‘When there’s just Johnny and me here, which is most of the time now as the girls are in their 20s, we pretty well live in the kitchen.’
Carolyn embarked on a retail career before she married and had children, training at Harrods by working in the food hall. For a while it was she who packed the Harrod hampers with all those goodies for which the Knights-bridge store is famous.
Against that background, she has a gourmet’s knowledge of ingredients, but she’s somewhat dismissive of her efforts in the culinary department. ‘I have men friends who are better cooks than me,’ she laughs.
And while her butcher’s block on wheels is indispensible, she adds, it’s not for chopping meat. ‘It’s my office. I keep my radio on it. I pull up a chair, sit down, have my coffee there and organise my day.’
After Harrods, she worked for Bonhams helping to organise auctions, which she says she found interesting.
Since she’s been a mum, any time not taken up with home-making, looking after the family’s two dogs and keeping on top of the garden has been largely given over to voluntary work, including 12 years at a local hospice.
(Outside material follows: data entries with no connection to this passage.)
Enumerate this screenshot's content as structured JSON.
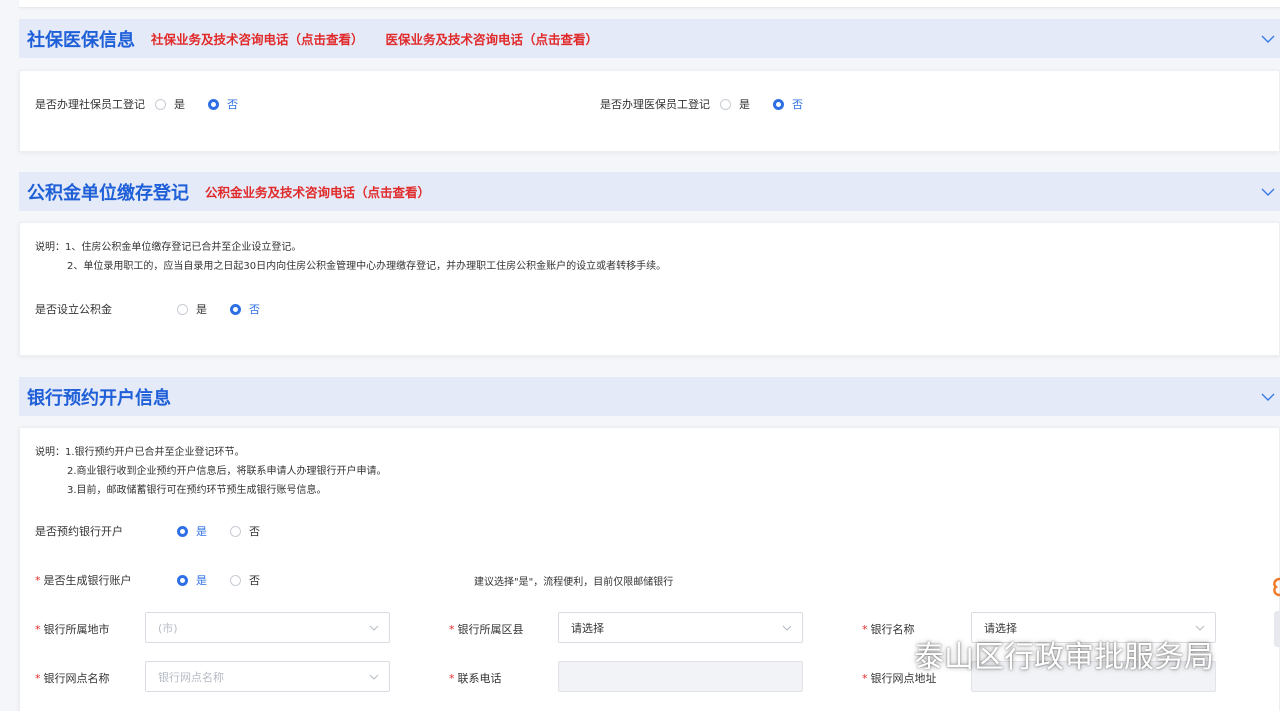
{
  "sections": {
    "social": {
      "title": "社保医保信息",
      "link1": "社保业务及技术咨询电话（点击查看）",
      "link2": "医保业务及技术咨询电话（点击查看）",
      "q1": {
        "label": "是否办理社保员工登记",
        "yes": "是",
        "no": "否"
      },
      "q2": {
        "label": "是否办理医保员工登记",
        "yes": "是",
        "no": "否"
      }
    },
    "fund": {
      "title": "公积金单位缴存登记",
      "link1": "公积金业务及技术咨询电话（点击查看）",
      "note1": "说明：1、住房公积金单位缴存登记已合并至企业设立登记。",
      "note2": "2、单位录用职工的，应当自录用之日起30日内向住房公积金管理中心办理缴存登记，并办理职工住房公积金账户的设立或者转移手续。",
      "q1": {
        "label": "是否设立公积金",
        "yes": "是",
        "no": "否"
      }
    },
    "bank": {
      "title": "银行预约开户信息",
      "note1": "说明：1.银行预约开户已合并至企业登记环节。",
      "note2": "2.商业银行收到企业预约开户信息后，将联系申请人办理银行开户申请。",
      "note3": "3.目前，邮政储蓄银行可在预约环节预生成银行账号信息。",
      "q1": {
        "label": "是否预约银行开户",
        "yes": "是",
        "no": "否"
      },
      "q2": {
        "label": "是否生成银行账户",
        "yes": "是",
        "no": "否",
        "hint": "建议选择\"是\"，流程便利，目前仅限邮储银行"
      },
      "city": {
        "label": "银行所属地市",
        "value": "(市)"
      },
      "district": {
        "label": "银行所属区县",
        "value": "请选择"
      },
      "bankname": {
        "label": "银行名称",
        "value": "请选择"
      },
      "branch": {
        "label": "银行网点名称",
        "value": "银行网点名称"
      },
      "phone": {
        "label": "联系电话"
      },
      "address": {
        "label": "银行网点地址"
      },
      "required_mark": "*"
    }
  },
  "watermark": "泰山区行政审批服务局",
  "colors": {
    "accent": "#2e6fe6",
    "title": "#1f5fd8",
    "link": "#e12a2a",
    "header_bg": "#e4eaf8"
  }
}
And masterminding successive building projects on the home front has been pretty much a full-time job.
What was a four bedroom house when the Marshes bought it has been extended to the limit allowed by planning regulations. ‘We’ve gone up into the roof, replaced a conservatory with an oak room and maximised the footprint of the building.’
Not counting the additional accommodation in a four-room annex, there are now five bedrooms and four bathrooms in the main house, including the loft bedroom with free-standing bath. ‘One side of the roof space has become the fifth bedroom. The other side is a gym. Johnny has his rowing machine up there. I think just going up there and looking at it makes him feel fit, I don’t think he rows far,’ Carolyn smiles.
Two of the first-floor bedrooms are en suite – the couple’s master suite has a walk-in closet as an extra amenity.
As with much of the furniture in the house, there’s a story attached to the chaise-longue in their bedroom: ‘My husband went out to buy a newspaper and came back with a sofa.’
Downstairs, what had been a UPVC conservatory has become an oak room. It was built by a West Midlands company called Nationwide Oak, recommended by friends. ‘The solid roof is much better,’ Carolyn explains. ‘We’re very pleased with it. Johnny sold the previous conservatory on eBay.’
As well as building the heated outdoor pool, they also converted a stable block into a one-bedroom annex for guests. ‘We built it originally for my in-laws when they came to stay from their home in Cotswolds. It gives visitors their own space if they’re here for any length of time.’ The annex has its own kitchen and shower room. The sitting room and bedroom both have vaulted beamed ceilings and oak floors.
Carolyn gives her husband most of the credit for the innovative design of the remodeled areas of the house and the stylish décor.
‘He has a good eye, he can see things, he can work out how things will look. Neither of us likes matching stuff. I know brown furniture is not fashionable now, but I do like old furniture.’
She is particularly fond of things that have been handed down from parents, pieces like their drinks cupboard. ‘My father-in-law was a director of Aristoc. In his office was a corner cupboard that had been a wardrobe which he’d converted into a drinks cupboard. Now we’ve got it. I love it.’
A love for family heirlooms has passed on to the couple’s daughters – ‘they are currently putting stickers on items that have been in the family for years,’ Carolyn explains. ‘Staking out their claim to ownership of pieces they particularly like with labels saying “This is mine” and “This is yours”.
They’re doing it because some of the familiar treasures might soon have to go, as their parents plan to downsize.
‘I love it here,’ Carolyn says, ‘but we no longer need all these rooms. As I say, we live in the kitchen when there’s just the two of us. We don’t need all this space.’
Queenborough is for sale through Norgans in Hitchin for £1.75m.